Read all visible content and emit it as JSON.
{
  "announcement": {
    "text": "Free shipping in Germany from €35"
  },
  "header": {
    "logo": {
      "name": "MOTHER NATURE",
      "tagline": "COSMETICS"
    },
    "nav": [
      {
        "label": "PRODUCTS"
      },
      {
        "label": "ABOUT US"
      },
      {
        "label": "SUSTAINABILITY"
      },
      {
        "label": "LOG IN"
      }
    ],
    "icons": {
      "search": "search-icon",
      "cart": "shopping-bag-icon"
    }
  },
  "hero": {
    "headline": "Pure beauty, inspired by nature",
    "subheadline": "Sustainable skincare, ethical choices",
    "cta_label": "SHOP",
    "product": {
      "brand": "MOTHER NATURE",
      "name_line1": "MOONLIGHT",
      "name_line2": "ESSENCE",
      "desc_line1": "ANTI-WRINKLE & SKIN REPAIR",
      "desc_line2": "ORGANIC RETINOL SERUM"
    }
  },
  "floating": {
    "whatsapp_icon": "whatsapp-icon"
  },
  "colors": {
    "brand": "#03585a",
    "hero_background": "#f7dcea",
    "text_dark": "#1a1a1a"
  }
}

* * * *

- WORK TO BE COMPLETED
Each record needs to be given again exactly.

- SOLUTION FOR THIS TASK
Read all visible content and emit it as JSON.
{
  "announcement": {
    "text": "Free shipping in Germany from €35"
  },
  "header": {
    "logo": {
      "name": "MOTHER NATURE",
      "tagline": "COSMETICS"
    },
    "nav": [
      {
        "label": "PRODUCTS"
      },
      {
        "label": "ABOUT US"
      },
      {
        "label": "SUSTAINABILITY"
      },
      {
        "label": "LOG IN"
      }
    ],
    "icons": {
      "search": "search-icon",
      "cart": "shopping-bag-icon"
    }
  },
  "hero": {
    "headline": "Pure beauty, inspired by nature",
    "subheadline": "Sustainable skincare, ethical choices",
    "cta_label": "SHOP",
    "product": {
      "brand": "MOTHER NATURE",
      "name_line1": "MOONLIGHT",
      "name_line2": "ESSENCE",
      "desc_line1": "ANTI-WRINKLE & SKIN REPAIR",
      "desc_line2": "ORGANIC RETINOL SERUM"
    }
  },
  "floating": {
    "whatsapp_icon": "whatsapp-icon"
  },
  "colors": {
    "brand": "#03585a",
    "hero_background": "#f7dcea",
    "text_dark": "#1a1a1a"
  }
}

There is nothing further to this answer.